WHAT IS NEEDED: All of the records below are to be given again word for word, with the pictures removed.

(Component data from apps and pages)
☆ ☆ ☆ ☆ ☆
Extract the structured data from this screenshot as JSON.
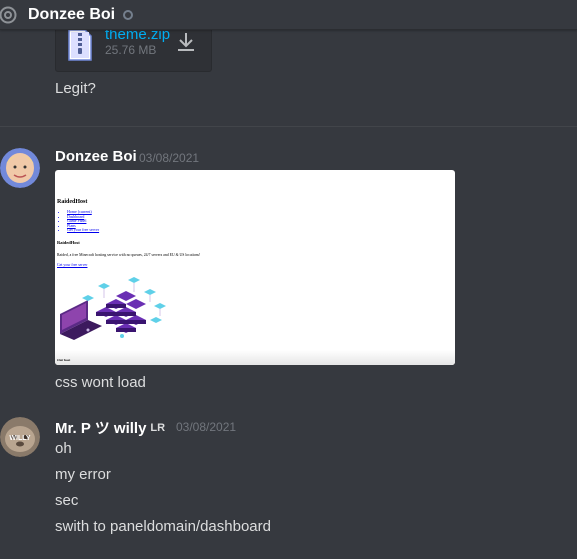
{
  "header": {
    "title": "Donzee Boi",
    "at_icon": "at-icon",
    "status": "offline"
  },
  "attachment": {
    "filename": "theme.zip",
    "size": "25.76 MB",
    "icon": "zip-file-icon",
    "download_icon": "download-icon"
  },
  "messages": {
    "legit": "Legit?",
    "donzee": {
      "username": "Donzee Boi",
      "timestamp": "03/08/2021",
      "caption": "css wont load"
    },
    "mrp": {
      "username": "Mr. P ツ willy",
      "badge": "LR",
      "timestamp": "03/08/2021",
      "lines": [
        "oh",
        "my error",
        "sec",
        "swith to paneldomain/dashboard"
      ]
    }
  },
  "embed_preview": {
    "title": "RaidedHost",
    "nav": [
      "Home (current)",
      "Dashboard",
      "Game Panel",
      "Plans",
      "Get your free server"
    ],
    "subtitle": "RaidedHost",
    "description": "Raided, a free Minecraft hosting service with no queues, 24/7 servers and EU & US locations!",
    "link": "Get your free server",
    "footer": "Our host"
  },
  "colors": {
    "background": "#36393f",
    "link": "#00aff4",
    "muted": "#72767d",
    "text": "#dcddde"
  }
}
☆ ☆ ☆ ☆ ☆
REPLY TO THE TASK:
Extract the structured data from this screenshot as JSON.
{
  "header": {
    "title": "Donzee Boi",
    "at_icon": "at-icon",
    "status": "offline"
  },
  "attachment": {
    "filename": "theme.zip",
    "size": "25.76 MB",
    "icon": "zip-file-icon",
    "download_icon": "download-icon"
  },
  "messages": {
    "legit": "Legit?",
    "donzee": {
      "username": "Donzee Boi",
      "timestamp": "03/08/2021",
      "caption": "css wont load"
    },
    "mrp": {
      "username": "Mr. P ツ willy",
      "badge": "LR",
      "timestamp": "03/08/2021",
      "lines": [
        "oh",
        "my error",
        "sec",
        "swith to paneldomain/dashboard"
      ]
    }
  },
  "embed_preview": {
    "title": "RaidedHost",
    "nav": [
      "Home (current)",
      "Dashboard",
      "Game Panel",
      "Plans",
      "Get your free server"
    ],
    "subtitle": "RaidedHost",
    "description": "Raided, a free Minecraft hosting service with no queues, 24/7 servers and EU & US locations!",
    "link": "Get your free server",
    "footer": "Our host"
  },
  "colors": {
    "background": "#36393f",
    "link": "#00aff4",
    "muted": "#72767d",
    "text": "#dcddde"
  }
}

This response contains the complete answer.